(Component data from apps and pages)
● ● ● ● ● ● ●

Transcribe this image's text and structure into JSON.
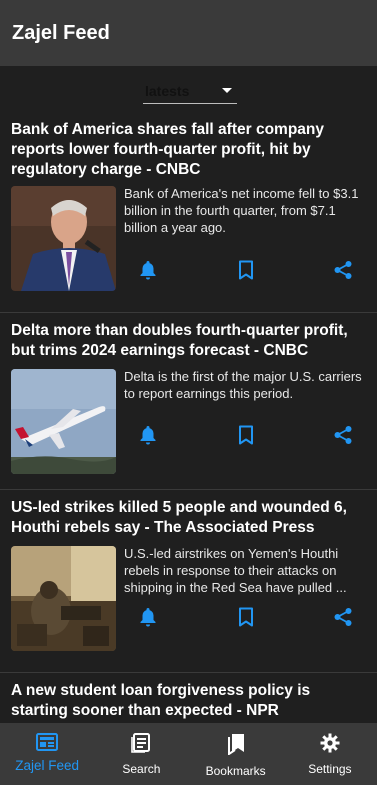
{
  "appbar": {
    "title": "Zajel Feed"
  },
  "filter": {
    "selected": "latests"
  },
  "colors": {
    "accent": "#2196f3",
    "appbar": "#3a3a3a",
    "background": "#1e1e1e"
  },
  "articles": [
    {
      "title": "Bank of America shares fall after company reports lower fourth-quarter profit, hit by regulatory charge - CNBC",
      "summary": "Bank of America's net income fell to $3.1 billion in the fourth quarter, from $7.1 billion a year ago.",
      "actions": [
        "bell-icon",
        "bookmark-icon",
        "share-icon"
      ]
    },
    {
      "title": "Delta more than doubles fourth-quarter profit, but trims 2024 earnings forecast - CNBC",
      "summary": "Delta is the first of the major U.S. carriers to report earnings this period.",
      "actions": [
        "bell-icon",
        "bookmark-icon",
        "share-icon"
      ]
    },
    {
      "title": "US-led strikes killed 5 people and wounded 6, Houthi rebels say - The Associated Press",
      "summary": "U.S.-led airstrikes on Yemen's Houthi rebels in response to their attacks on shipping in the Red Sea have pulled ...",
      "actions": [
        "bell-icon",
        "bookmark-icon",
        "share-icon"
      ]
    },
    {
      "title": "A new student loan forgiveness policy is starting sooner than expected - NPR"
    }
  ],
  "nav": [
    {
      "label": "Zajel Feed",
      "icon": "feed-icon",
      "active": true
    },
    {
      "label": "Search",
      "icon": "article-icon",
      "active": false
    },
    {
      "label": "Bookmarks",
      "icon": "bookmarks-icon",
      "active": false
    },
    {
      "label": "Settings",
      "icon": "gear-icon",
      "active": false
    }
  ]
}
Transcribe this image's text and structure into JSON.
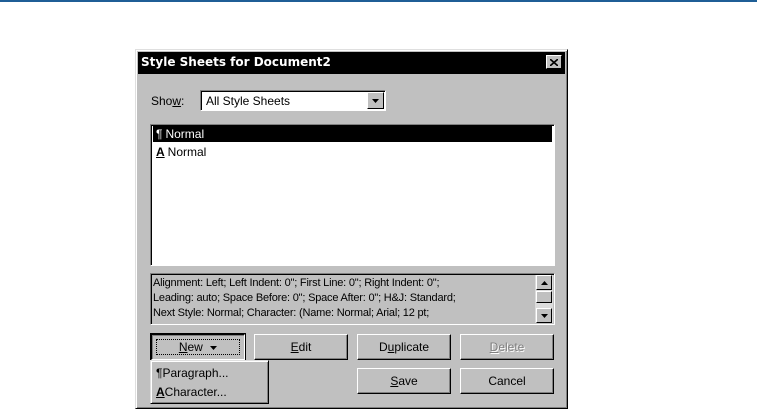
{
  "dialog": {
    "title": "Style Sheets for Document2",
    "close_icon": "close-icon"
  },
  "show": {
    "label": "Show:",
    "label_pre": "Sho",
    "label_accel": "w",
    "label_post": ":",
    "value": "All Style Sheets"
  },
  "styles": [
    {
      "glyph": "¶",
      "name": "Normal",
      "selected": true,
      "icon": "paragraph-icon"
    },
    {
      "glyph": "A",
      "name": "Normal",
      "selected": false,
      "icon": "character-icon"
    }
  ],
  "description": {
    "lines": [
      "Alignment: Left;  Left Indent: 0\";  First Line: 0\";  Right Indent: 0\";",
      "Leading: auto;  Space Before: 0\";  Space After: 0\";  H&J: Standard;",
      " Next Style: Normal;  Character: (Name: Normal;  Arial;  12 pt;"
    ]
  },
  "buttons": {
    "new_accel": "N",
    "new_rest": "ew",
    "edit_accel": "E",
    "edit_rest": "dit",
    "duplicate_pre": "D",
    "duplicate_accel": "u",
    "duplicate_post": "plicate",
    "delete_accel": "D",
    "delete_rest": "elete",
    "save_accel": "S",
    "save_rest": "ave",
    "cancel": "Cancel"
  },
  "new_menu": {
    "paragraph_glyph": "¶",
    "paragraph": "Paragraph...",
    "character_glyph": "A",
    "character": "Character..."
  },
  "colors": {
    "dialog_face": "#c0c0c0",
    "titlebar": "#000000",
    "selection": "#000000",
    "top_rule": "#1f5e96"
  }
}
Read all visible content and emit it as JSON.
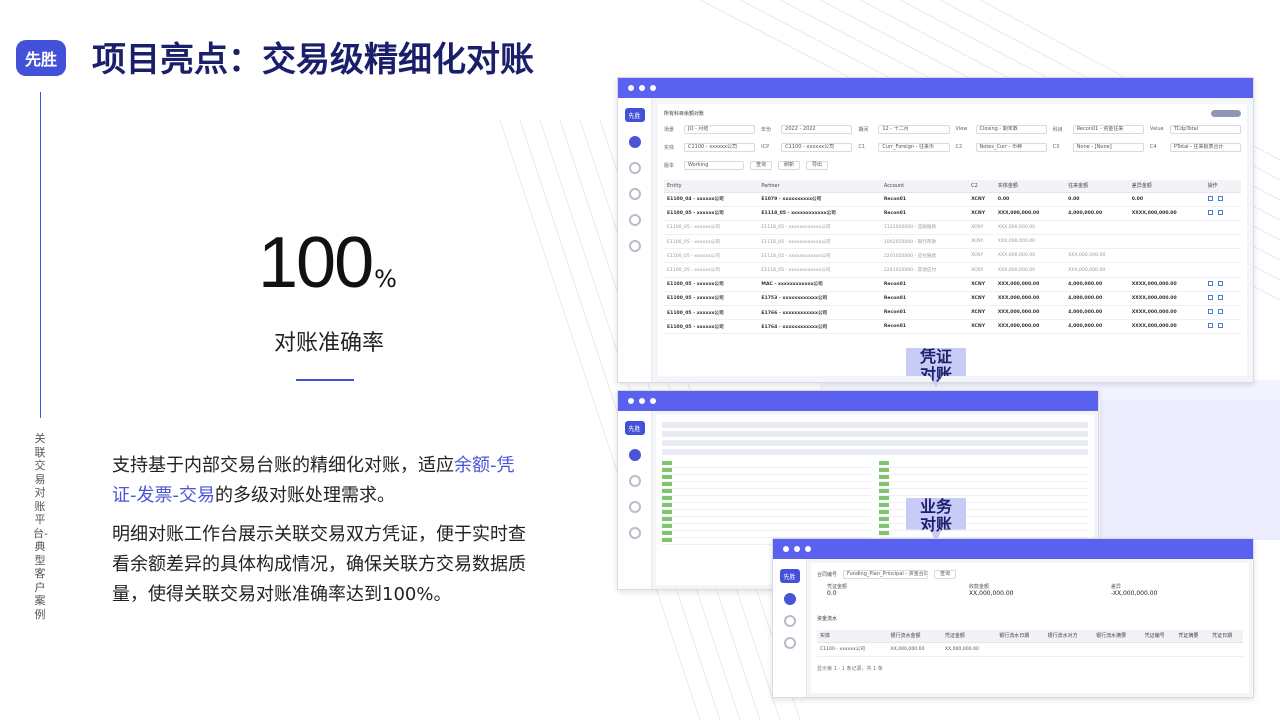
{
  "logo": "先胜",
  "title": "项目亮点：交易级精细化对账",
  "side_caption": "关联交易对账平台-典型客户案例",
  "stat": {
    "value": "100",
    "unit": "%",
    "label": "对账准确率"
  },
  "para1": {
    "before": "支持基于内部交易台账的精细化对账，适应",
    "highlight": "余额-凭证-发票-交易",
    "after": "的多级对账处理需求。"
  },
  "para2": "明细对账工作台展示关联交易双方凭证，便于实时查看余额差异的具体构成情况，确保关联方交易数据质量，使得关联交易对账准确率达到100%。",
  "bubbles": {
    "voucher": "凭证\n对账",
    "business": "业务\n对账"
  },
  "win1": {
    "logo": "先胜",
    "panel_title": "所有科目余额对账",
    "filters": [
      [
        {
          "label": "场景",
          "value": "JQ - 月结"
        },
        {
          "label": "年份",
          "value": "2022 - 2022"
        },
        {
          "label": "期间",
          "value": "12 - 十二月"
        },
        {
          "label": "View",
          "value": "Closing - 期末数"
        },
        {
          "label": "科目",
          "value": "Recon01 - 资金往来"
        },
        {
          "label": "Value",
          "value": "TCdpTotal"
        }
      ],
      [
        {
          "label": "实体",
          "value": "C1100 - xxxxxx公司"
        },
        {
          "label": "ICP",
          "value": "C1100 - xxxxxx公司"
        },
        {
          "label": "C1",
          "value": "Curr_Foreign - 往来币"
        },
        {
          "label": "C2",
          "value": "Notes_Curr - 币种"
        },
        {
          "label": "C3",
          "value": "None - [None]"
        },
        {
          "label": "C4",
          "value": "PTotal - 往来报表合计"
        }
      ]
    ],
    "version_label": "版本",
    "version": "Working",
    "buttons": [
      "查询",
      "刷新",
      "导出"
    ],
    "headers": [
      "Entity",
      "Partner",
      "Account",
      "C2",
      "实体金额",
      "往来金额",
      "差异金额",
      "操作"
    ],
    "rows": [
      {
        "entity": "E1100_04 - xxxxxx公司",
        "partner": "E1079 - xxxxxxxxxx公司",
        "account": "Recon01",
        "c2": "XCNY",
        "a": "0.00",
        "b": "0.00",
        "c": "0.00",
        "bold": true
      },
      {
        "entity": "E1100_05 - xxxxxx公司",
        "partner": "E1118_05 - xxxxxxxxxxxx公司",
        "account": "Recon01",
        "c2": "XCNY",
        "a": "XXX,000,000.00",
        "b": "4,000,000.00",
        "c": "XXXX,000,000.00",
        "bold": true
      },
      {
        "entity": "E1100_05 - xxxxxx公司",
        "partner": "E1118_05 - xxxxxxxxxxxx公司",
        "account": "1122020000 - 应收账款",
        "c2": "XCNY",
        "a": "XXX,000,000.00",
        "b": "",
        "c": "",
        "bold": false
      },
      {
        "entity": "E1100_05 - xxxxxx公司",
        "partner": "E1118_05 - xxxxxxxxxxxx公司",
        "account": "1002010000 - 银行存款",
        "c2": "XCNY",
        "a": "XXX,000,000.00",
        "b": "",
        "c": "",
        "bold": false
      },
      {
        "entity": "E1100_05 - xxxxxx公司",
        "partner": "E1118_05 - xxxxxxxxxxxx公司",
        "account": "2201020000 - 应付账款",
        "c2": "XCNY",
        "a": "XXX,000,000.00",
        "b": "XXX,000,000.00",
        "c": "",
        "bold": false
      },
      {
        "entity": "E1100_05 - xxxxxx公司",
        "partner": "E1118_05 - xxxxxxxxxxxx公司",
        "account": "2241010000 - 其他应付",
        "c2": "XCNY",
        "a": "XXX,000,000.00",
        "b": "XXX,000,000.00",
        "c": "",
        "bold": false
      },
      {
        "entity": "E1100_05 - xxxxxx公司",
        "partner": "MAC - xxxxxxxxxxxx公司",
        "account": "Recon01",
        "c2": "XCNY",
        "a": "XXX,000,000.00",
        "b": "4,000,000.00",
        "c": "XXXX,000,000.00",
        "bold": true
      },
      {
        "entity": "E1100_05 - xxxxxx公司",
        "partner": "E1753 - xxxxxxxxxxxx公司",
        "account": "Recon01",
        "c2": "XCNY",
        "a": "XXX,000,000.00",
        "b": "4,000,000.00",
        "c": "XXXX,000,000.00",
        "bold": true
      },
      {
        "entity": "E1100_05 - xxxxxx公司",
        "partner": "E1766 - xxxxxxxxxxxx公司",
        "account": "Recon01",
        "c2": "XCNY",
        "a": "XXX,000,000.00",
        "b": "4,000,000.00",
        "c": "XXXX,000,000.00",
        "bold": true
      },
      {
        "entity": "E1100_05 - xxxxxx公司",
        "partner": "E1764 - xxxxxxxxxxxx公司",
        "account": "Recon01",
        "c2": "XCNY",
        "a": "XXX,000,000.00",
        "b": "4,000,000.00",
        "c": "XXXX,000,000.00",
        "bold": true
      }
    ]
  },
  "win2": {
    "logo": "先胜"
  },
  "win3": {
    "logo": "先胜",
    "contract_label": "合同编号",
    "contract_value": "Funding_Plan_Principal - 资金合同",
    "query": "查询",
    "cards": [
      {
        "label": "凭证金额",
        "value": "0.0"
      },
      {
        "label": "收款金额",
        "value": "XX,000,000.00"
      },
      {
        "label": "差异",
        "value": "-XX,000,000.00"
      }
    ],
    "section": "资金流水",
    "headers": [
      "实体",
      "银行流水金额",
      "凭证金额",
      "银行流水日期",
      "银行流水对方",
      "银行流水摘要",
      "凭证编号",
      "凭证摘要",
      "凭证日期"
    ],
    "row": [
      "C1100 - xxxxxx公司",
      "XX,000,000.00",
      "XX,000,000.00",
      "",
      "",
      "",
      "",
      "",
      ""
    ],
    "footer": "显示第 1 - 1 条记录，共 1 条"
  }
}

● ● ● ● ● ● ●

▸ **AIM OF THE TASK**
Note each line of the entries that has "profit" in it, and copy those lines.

▸ **WRITTEN ANSWER**
      "title": "Bank of America shares fall after company reports lower fourth-quarter profit, hit by regulatory charge - CNBC",
      "title": "Delta more than doubles fourth-quarter profit, but trims 2024 earnings forecast - CNBC",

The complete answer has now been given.